Problem description: Without leaving anything out, print every line of the data.

Dataset records:
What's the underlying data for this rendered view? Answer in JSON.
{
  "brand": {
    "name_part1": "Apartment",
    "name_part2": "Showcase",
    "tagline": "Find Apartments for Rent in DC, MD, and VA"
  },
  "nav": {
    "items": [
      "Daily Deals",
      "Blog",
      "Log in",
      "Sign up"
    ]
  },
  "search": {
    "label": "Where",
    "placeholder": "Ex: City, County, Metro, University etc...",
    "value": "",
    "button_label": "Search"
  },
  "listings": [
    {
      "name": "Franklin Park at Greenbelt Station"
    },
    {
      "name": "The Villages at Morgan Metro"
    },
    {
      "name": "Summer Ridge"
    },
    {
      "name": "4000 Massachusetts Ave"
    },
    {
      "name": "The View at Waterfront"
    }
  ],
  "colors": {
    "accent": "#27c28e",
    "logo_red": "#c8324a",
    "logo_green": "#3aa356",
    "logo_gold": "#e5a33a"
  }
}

Answer box:
What's the underlying data for this rendered view? Answer in JSON.
{
  "brand": {
    "name_part1": "Apartment",
    "name_part2": "Showcase",
    "tagline": "Find Apartments for Rent in DC, MD, and VA"
  },
  "nav": {
    "items": [
      "Daily Deals",
      "Blog",
      "Log in",
      "Sign up"
    ]
  },
  "search": {
    "label": "Where",
    "placeholder": "Ex: City, County, Metro, University etc...",
    "value": "",
    "button_label": "Search"
  },
  "listings": [
    {
      "name": "Franklin Park at Greenbelt Station"
    },
    {
      "name": "The Villages at Morgan Metro"
    },
    {
      "name": "Summer Ridge"
    },
    {
      "name": "4000 Massachusetts Ave"
    },
    {
      "name": "The View at Waterfront"
    }
  ],
  "colors": {
    "accent": "#27c28e",
    "logo_red": "#c8324a",
    "logo_green": "#3aa356",
    "logo_gold": "#e5a33a"
  }
}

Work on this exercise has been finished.